Selective oxidation of cellulose, mediated by N-hydroxyphthalimide, under a metal-free environment
Three types of cellulosic samples, including microcrystalline, never-dried sulfite pulp, and Cellets, were selected to test the oxidative capacity of a new oxidation protocol involving the redoubtable N-hydroxyphthalimide (NHPI) catalyst. All reactions were performed under mild conditions, at room temperatures and at atmospheric pressure, in the presence of sodium hypochlorite and sodium bromide. The generation of the reactive radicalic species, i.e. phthalimide N-oxyl (PINO) from its parent hydroxylamine, NHPI, in the presence of sodium hypochlorite, has been firstly proved by using the UV-Vis technique, followed next by the reaction with each cellulose type sample for a designated period of time, varying the amount of the NaClO introduced in the reaction. The main finding of this new proposed protocol resides in the elimination of any metal cocatalyst required for the generation of the non-persistent free radical PINO, as has been previously used. The obtained amounts of the carboxylic groups after oxidation, determined using potentiometric titration, are satisfactory, whereas the degree of polymerization of the resulted products has still superior values, as compared to many other methods used today. All the oxidized samples exhibited an increased crystallinity compared to the unoxidized samples as revealed by X-ray diffraction experiments. This new approach not only avoids the introduction of an additional chemical reagent, but also provides an easy and convenient alternative to those existing today for the preparation of oxidized cellulose products having high amounts of carboxylic groups and remarkably, less depolymerized.

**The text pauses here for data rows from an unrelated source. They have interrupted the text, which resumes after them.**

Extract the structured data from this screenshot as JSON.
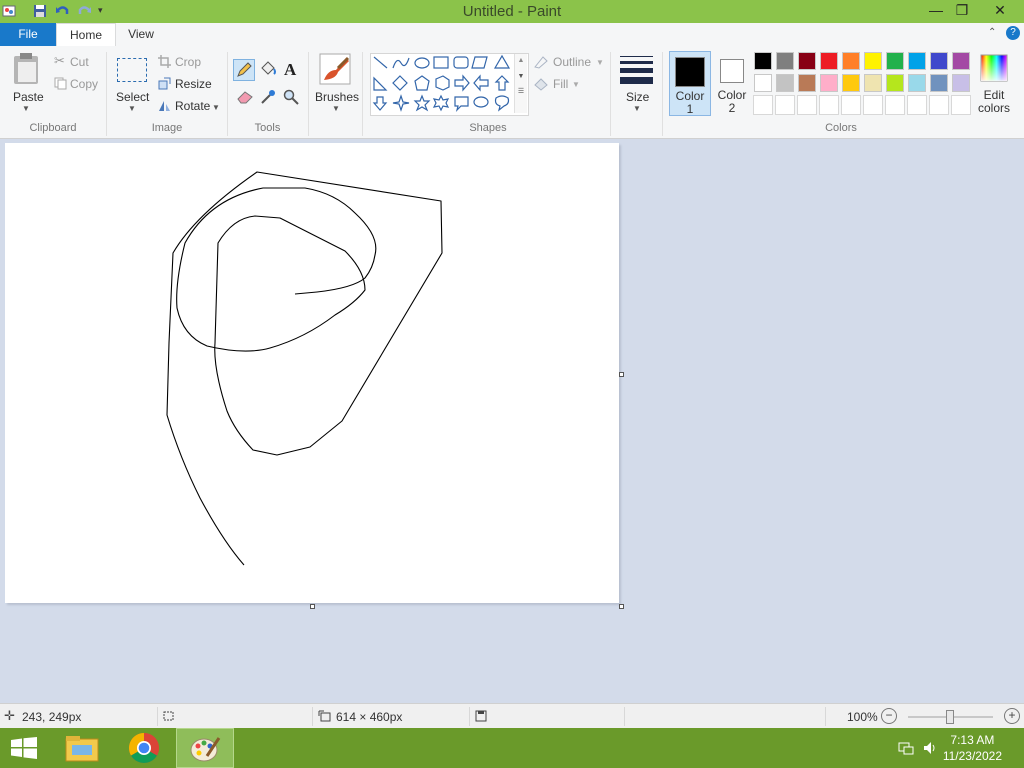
{
  "window": {
    "title": "Untitled - Paint"
  },
  "tabs": {
    "file": "File",
    "home": "Home",
    "view": "View"
  },
  "clipboard": {
    "group_label": "Clipboard",
    "paste": "Paste",
    "cut": "Cut",
    "copy": "Copy"
  },
  "image": {
    "group_label": "Image",
    "select": "Select",
    "crop": "Crop",
    "resize": "Resize",
    "rotate": "Rotate"
  },
  "tools": {
    "group_label": "Tools"
  },
  "brushes": {
    "label": "Brushes"
  },
  "shapes": {
    "group_label": "Shapes",
    "outline": "Outline",
    "fill": "Fill"
  },
  "size": {
    "label": "Size"
  },
  "colors": {
    "group_label": "Colors",
    "color1_l1": "Color",
    "color1_l2": "1",
    "color2_l1": "Color",
    "color2_l2": "2",
    "edit_l1": "Edit",
    "edit_l2": "colors",
    "color1_value": "#000000",
    "color2_value": "#ffffff",
    "row1": [
      "#000000",
      "#7f7f7f",
      "#880015",
      "#ed1c24",
      "#ff7f27",
      "#fff200",
      "#22b14c",
      "#00a2e8",
      "#3f48cc",
      "#a349a4"
    ],
    "row2": [
      "#ffffff",
      "#c3c3c3",
      "#b97a57",
      "#ffaec9",
      "#ffc90e",
      "#efe4b0",
      "#b5e61d",
      "#99d9ea",
      "#7092be",
      "#c8bfe7"
    ]
  },
  "status": {
    "cursor_pos": "243, 249px",
    "canvas_size": "614 × 460px",
    "zoom": "100%"
  },
  "taskbar": {
    "time": "7:13 AM",
    "date": "11/23/2022"
  },
  "theme": {
    "titlebar": "#8bc34a",
    "taskbar": "#6a9a2a",
    "accent": "#1979ca"
  }
}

- This article is part of the themed collection: Frontiers in Supramolecular and Macromolecular Science symposia